And my answer is always, “Nope!”
Now, I am not “one of those” telling you to stop teaching grammar. Understanding grammar is beneficial to proper communication. Instead, grammar should be taught in context- not in isolation.
- Expecting students to “find” errors in a sentence that they’ve never seen before isn’t going to help students learn grammar or become better writers.
- Simply telling students what an adverb, adjective, or preposition is and having them “find” those parts of speech in random lists doesn’t help them utilize it in their own writing.
- Diagramming or labeling a sentence just for the sake of labeling doesn’t help students write more effectively.
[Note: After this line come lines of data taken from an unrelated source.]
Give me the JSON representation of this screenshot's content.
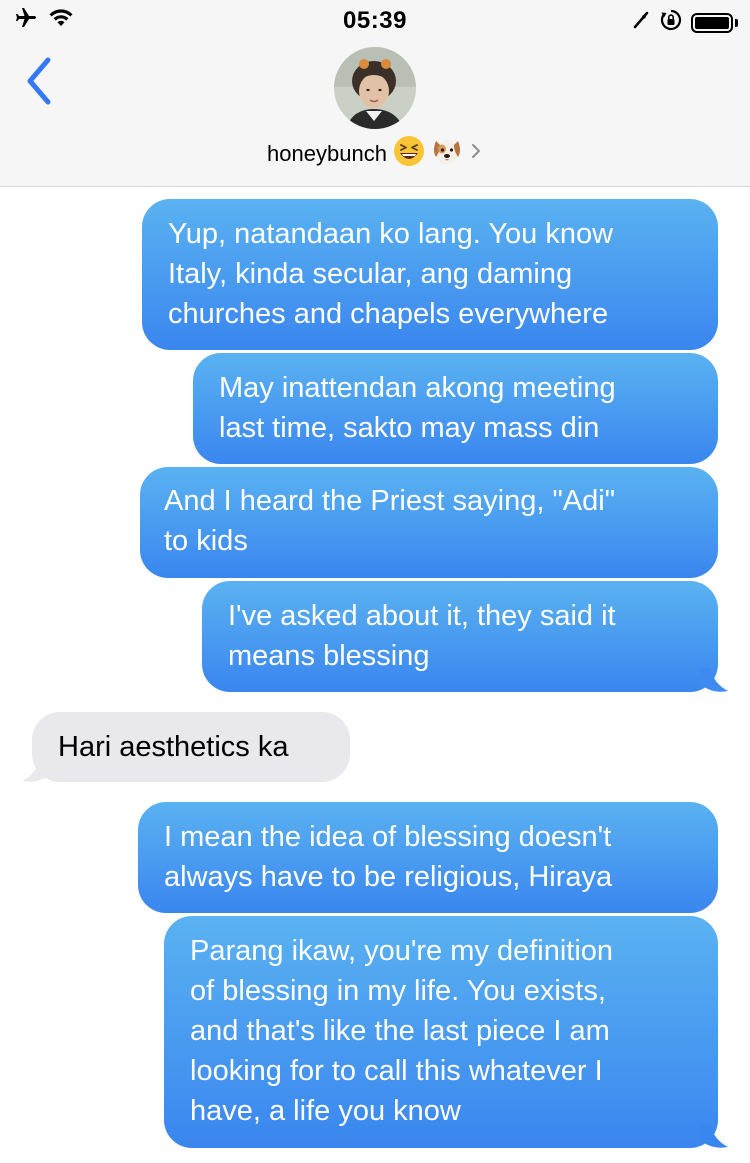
{
  "status_bar": {
    "time": "05:39",
    "left_icons": [
      "airplane-icon",
      "wifi-icon"
    ],
    "right_icons": [
      "location-arrow-icon",
      "orientation-lock-icon",
      "battery-icon"
    ]
  },
  "header": {
    "back_icon": "chevron-left-icon",
    "contact_name": "honeybunch",
    "contact_emojis": [
      "grinning-squinting-face",
      "dog-face"
    ],
    "disclosure_icon": "chevron-right-icon"
  },
  "colors": {
    "sent_top": "#5ab2f1",
    "sent_bottom": "#3a86ef",
    "received": "#e8e8ed",
    "accent": "#3478f6",
    "header_bg": "#f6f6f6"
  },
  "messages": [
    {
      "direction": "sent",
      "text": "Yup, natandaan ko lang. You know\nItaly, kinda secular, ang daming\nchurches and chapels everywhere"
    },
    {
      "direction": "sent",
      "text": "May inattendan akong meeting\nlast time, sakto may mass din"
    },
    {
      "direction": "sent",
      "text": "And I heard the Priest saying, \"Adi\"\nto kids"
    },
    {
      "direction": "sent",
      "text": "I've asked about it, they said it\nmeans blessing"
    },
    {
      "direction": "received",
      "text": "Hari aesthetics ka"
    },
    {
      "direction": "sent",
      "text": "I mean the idea of blessing doesn't\nalways have to be religious, Hiraya"
    },
    {
      "direction": "sent",
      "text": "Parang ikaw, you're my definition\nof blessing in my life. You exists,\nand that's like the last piece I am\nlooking for to call this whatever I\nhave, a life you know"
    }
  ]
}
- Showing students well-written sentences and discussing why these sentences are excellent will help them know what to do in their own writing. Using the same sentence the students have studied and discussed to later practice editing skills (alter a few things about the sentence for students to identify) will help them apply those skills in their own writing.
- Explaining parts of speech when seeing/identifying them in context will help students understand them. Practicing with those parts of speech in writing and speaking will help the skill “stick” and usage is more likely in writing later.
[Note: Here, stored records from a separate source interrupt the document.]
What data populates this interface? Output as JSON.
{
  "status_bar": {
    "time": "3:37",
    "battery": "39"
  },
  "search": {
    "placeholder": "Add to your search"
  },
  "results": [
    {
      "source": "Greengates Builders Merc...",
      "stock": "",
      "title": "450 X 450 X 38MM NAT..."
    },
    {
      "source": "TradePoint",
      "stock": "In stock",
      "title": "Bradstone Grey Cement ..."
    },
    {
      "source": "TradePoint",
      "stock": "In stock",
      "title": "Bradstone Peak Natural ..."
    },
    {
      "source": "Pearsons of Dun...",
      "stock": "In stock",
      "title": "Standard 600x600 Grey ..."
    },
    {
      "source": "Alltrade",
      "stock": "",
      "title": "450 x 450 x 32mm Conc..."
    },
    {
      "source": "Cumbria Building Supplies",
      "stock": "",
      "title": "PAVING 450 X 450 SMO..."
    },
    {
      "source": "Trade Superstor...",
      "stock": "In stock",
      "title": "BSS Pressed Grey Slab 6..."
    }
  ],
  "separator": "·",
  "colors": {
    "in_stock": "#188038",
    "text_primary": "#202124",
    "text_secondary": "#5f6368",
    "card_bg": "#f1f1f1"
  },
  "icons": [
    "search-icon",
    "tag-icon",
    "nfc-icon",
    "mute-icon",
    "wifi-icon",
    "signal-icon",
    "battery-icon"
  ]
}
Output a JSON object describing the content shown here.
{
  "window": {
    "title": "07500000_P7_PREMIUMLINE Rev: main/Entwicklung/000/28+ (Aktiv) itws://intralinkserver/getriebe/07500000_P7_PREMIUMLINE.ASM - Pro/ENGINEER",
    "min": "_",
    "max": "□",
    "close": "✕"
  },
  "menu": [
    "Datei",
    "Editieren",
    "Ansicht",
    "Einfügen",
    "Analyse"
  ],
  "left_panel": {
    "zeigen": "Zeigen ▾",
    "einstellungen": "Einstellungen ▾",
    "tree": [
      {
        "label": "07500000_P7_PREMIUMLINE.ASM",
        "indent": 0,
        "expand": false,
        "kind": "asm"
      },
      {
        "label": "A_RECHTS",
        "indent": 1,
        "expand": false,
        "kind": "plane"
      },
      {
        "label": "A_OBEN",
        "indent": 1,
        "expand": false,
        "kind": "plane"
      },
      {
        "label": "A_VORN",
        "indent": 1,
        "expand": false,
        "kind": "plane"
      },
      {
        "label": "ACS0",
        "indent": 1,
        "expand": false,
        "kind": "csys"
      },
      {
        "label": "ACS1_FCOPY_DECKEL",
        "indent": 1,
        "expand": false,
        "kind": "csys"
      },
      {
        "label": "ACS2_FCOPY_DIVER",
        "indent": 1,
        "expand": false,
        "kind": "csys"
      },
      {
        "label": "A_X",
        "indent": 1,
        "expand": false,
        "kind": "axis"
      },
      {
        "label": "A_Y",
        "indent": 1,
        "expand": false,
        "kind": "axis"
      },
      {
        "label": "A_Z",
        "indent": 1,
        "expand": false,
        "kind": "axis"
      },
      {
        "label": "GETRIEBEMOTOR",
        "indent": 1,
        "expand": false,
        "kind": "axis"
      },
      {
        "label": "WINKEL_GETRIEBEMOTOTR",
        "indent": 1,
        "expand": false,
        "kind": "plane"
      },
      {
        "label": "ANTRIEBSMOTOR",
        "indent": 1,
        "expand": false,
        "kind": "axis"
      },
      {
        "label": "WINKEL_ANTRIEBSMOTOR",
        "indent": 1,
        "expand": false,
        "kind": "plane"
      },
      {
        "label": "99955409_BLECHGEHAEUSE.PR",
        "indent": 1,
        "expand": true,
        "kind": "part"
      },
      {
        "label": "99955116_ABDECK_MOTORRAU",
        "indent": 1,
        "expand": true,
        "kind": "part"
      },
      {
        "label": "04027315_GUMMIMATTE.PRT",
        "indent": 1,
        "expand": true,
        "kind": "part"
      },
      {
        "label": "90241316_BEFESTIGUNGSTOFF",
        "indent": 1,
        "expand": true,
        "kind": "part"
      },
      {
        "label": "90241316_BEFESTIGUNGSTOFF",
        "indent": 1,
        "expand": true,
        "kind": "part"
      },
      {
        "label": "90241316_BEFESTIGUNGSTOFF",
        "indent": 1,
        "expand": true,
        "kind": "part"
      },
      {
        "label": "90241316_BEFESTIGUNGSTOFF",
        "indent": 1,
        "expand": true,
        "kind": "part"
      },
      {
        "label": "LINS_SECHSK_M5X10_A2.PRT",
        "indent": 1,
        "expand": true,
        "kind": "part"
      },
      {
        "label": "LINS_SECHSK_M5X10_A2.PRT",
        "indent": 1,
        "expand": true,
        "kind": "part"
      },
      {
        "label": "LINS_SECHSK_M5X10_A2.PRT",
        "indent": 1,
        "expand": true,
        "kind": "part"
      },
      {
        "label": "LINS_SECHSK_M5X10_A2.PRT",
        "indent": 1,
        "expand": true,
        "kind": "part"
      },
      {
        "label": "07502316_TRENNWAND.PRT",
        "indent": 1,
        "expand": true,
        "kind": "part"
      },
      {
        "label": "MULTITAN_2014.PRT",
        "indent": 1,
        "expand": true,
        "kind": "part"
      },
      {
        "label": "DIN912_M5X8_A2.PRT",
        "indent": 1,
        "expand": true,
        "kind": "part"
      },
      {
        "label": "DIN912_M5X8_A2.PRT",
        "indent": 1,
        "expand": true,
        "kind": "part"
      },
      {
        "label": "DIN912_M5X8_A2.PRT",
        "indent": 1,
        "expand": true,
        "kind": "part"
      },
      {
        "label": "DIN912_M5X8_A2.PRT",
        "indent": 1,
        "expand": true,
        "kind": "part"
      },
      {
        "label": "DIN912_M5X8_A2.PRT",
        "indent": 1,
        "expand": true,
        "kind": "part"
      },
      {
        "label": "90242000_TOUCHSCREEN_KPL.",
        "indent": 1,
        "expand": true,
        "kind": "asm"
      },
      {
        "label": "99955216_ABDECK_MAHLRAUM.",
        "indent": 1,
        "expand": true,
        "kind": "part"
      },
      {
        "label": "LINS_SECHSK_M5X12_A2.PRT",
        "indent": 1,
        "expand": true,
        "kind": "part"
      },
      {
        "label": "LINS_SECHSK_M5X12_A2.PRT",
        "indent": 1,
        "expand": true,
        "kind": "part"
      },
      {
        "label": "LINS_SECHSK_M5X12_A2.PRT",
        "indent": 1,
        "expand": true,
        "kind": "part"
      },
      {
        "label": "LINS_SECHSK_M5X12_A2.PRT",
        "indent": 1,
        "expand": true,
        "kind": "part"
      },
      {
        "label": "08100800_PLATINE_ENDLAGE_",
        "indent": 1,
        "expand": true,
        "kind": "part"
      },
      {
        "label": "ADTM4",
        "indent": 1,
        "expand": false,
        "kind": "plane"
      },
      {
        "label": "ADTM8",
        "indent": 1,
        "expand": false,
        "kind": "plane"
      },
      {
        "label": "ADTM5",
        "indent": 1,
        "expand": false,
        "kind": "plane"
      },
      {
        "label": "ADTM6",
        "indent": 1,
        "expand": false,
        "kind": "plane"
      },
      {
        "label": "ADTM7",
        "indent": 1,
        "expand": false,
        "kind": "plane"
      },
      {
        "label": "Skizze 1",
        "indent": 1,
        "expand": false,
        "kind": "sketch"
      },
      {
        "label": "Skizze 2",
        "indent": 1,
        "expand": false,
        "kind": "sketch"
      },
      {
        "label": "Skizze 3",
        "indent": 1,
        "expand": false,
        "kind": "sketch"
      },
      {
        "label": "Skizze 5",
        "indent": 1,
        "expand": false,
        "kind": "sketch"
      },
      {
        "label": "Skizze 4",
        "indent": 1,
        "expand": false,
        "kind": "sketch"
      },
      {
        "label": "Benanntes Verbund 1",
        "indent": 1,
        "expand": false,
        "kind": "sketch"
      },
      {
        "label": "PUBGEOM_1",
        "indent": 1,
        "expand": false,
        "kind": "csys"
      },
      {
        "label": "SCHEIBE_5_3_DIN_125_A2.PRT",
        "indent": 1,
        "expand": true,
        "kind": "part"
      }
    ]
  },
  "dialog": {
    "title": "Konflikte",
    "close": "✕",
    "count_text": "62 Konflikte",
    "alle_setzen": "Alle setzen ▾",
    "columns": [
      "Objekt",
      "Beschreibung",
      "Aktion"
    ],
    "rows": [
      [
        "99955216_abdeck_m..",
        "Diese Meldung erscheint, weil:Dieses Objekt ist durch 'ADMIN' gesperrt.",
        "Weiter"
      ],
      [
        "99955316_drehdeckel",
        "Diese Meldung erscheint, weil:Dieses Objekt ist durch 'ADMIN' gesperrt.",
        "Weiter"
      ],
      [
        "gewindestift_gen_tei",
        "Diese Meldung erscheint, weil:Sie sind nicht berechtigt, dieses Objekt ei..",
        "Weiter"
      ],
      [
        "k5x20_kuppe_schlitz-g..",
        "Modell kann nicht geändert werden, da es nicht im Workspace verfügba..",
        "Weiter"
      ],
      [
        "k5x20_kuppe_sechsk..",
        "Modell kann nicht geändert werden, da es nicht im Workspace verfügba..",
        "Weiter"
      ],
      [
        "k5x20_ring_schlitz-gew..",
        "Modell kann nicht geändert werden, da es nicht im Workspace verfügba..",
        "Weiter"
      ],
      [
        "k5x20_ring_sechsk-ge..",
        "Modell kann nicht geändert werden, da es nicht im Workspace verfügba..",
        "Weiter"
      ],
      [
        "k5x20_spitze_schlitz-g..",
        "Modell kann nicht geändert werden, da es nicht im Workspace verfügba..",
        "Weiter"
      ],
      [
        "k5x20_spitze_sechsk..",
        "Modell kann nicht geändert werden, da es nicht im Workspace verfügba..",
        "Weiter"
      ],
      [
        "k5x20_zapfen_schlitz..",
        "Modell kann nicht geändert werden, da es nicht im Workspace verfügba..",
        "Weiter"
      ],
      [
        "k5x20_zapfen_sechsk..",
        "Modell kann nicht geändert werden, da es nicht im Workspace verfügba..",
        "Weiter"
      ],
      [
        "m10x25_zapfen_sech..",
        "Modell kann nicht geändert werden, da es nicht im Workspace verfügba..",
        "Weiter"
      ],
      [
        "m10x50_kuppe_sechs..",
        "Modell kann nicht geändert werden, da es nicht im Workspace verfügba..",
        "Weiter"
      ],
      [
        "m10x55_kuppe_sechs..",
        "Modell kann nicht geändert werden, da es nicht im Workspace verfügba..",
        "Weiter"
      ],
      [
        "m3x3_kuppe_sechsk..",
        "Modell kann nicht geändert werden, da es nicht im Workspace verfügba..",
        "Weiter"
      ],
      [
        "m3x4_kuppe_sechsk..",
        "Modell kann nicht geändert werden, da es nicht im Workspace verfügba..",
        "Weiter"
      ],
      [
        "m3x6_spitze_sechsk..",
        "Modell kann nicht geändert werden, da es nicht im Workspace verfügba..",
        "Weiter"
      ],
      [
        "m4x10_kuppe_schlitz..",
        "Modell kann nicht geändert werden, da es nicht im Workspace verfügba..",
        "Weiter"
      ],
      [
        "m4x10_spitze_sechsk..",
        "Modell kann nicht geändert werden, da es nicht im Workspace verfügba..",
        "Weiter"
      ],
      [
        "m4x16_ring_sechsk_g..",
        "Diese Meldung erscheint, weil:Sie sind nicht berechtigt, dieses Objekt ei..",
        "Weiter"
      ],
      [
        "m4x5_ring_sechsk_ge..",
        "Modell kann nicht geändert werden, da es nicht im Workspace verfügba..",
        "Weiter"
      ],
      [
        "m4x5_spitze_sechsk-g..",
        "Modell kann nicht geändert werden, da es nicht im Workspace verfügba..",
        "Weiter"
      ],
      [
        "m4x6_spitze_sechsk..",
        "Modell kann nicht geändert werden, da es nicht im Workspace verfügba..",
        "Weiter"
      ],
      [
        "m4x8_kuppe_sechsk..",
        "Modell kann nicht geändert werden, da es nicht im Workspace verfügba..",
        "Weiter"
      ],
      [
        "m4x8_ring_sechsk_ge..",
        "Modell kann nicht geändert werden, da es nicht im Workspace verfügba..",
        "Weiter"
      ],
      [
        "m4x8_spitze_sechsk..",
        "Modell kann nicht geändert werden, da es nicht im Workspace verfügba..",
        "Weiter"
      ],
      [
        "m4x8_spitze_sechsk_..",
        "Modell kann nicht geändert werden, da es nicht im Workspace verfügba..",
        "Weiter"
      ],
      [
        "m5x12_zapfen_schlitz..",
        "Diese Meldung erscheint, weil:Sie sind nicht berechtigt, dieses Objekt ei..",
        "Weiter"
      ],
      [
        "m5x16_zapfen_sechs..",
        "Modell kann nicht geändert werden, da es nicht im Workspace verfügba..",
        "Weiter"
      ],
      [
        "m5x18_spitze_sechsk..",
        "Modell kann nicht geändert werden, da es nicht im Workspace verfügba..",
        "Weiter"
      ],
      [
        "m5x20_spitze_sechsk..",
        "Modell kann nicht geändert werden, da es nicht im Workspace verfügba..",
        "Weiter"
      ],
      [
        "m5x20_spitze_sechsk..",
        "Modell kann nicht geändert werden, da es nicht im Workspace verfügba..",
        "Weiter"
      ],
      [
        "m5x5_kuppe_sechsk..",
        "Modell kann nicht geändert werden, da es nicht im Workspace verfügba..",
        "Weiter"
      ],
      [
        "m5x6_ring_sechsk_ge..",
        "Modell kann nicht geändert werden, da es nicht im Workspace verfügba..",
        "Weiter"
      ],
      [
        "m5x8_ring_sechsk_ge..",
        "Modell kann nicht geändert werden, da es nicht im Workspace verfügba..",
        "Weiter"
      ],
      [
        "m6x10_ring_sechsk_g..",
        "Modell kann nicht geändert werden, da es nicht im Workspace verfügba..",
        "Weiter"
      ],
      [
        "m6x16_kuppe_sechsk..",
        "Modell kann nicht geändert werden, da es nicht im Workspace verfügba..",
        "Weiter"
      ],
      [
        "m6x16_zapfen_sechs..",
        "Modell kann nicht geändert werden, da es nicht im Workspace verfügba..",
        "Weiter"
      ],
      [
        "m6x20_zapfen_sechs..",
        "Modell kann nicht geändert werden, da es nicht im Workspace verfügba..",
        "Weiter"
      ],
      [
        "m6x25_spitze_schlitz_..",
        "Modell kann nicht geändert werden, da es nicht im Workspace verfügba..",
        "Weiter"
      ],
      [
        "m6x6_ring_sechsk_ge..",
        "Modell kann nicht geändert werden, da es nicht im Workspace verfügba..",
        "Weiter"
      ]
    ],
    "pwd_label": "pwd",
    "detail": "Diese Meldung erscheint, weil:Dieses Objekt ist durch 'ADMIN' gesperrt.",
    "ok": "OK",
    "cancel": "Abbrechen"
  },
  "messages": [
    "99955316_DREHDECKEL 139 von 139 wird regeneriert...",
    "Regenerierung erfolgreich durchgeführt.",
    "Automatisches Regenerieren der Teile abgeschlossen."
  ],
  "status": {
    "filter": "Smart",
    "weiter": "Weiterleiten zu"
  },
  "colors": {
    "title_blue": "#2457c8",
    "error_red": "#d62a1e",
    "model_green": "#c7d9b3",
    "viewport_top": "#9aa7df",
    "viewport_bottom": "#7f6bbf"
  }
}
- Labeling the sentence to discuss how parts of speech are used in context will help students see how the words work together to form an awesome sentence that they can imitate in their own writing.
**note the difference from the isolated labeling: students are discussing why and how they know the parts of speech they are labeling vs. just diagramming and moving on.**
I know what you’re thinking… “At the beginning of the year, how can we expect students to find everything we want them to find about the weekly mentor sentence?”
Students will begin to “soak up” the language and the skills as you consistently use mentor sentences. I promise! It will take some time and a few weeks of modeling the expectations.
And as for “finding everything” – not in the beginning! When you start, take baby steps and work up to “everything.” Will they all understand all the skills at the same time? Of course not- just like everything else you teach, students are going to be all over the map when it comes to understanding… but the GREAT thing about using mentor sentences is the spiral of the basic skills every week!
Their mentor sentence notebook also becomes a resource and reference tool for their writing!
Do you own any of my mentor sentence products? You can check them out in my store!
They are perfect for all levels of learners- from ELL and students with disabilities all the way to gifted students! Mariane R. says about using the mentor sentences products in my store: This has to be my absolute favorite. The lessons are easy to follow and use and my students have been getting a lot out of each week’s lessons. I teach in a special education classroom for students with hearing loss. A lot of resources and products they cannot understand or access but they have really gotten in to these lessons and I have seen improvement in both their comprehension and their writing.
Have you used mentor sentences in your classroom to replace your isolated grammar instruction? Tell us about how it went in the comments! I love to hear from you!
If you want even more IN-DEPTH step-by-step help with implementing mentor sentences, check out my courses!